When my grandmother was a young woman, she came from Kansas to Milroy, Pennsylvania, to visit a college friend. One day during her visit, she went shopping at a grocery store and met a young gentleman. The two of them began talking and it was love at first sight. The complicating factor was my grandmother was already engaged to another man. In the end, she listened to her heart and made what I’m sure were difficult decisions. Three months later, she and my grandfather were married and they began their life together.
This is a story all of the generations in my family know. And it sends messages: it’s important to listen to your heart; sometimes you have to make difficult choices; and love at first sight is possible — it happened for my parents and my husband and me too, but those are other stories.

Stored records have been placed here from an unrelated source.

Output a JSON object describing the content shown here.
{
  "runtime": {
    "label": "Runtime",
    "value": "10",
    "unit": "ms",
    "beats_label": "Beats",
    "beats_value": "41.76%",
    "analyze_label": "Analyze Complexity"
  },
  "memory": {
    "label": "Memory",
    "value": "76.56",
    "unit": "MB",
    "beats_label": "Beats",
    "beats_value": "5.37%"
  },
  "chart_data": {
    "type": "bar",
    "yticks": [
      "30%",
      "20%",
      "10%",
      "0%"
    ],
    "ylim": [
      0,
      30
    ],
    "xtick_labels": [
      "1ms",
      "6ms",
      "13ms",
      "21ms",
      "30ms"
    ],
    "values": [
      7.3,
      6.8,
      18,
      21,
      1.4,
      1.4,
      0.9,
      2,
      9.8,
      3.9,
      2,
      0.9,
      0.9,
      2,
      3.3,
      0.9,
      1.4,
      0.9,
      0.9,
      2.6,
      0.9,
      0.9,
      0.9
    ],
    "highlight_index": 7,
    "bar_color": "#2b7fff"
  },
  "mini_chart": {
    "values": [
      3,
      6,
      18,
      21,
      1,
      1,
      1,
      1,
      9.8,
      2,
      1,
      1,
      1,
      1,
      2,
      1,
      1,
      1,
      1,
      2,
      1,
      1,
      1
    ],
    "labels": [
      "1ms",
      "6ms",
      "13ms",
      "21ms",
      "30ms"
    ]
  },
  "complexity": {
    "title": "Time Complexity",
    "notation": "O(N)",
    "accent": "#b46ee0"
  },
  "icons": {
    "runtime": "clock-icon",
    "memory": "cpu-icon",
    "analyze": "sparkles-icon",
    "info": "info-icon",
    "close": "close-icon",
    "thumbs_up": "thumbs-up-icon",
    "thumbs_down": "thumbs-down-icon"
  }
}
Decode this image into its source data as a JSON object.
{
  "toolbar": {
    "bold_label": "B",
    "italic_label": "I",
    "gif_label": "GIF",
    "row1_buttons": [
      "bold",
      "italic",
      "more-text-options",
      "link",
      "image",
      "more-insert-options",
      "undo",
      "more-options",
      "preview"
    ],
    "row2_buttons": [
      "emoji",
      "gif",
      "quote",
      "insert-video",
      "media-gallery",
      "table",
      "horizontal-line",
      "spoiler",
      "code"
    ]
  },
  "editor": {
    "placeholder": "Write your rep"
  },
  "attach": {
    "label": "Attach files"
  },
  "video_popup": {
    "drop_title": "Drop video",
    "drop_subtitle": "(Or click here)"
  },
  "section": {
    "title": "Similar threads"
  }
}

Family stories are important. One study found that for baby boomers and their parents, passing on family stories was more important than inheritances or material possessions. Another found that kids who knew family stories were more resilient and had higher self-esteem, lower anxiety levels, fewer behavioral problems and better functioning families.
October is National Family History Month, a time to learn about family stories and to honor legacies. Every time we tell the story of my grandparents’ meeting, we honor their legacies and they are alive to us. As author Doug Manning once said, “No one is dead until they are forgotten ...”
Sign Up and Save
Get six months of free digital access to the Centre Daily Times
There are countless ways to honor legacies and tell family stories. In addition to the opportunities during National Family History Month, in November we’ll have even more ways for you to get involved in recognition of Time for Family, Time for Talk, including:
- Monday’s Moments Complimentary Luncheon — “Conversations Count: Time for Family, Time for Talk,” Monday, Nov. 5 from noon to 1:30 p.m. at the Courtyard by Marriott, 1730 University Drive, State College. After losing a loved one, you remember special conversations you had. At this gathering, we’ll talk about these conversations and share tools to help you continue to have them with other loved ones. RSVP at 404-0546, Jackie@JackieHook.com or on the Koch Funeral Home Facebook page by Oct. 31.
Adult Children of Aging Parents (ACAP) — “Have the Talk of a Lifetime,” Tuesday, Nov. 13, 5:30-7 p.m. at Best Western Plus University Park Inn and Suites, 115 Premiere Drive, State College. Learn how to have meaningful conversations with your loved ones about life and the things that matter most, plus leave with tools to help.
These events are open to the public. For additional information, please visit the Koch Funeral Home website’s Monday’s Moments Gatherings and Events page.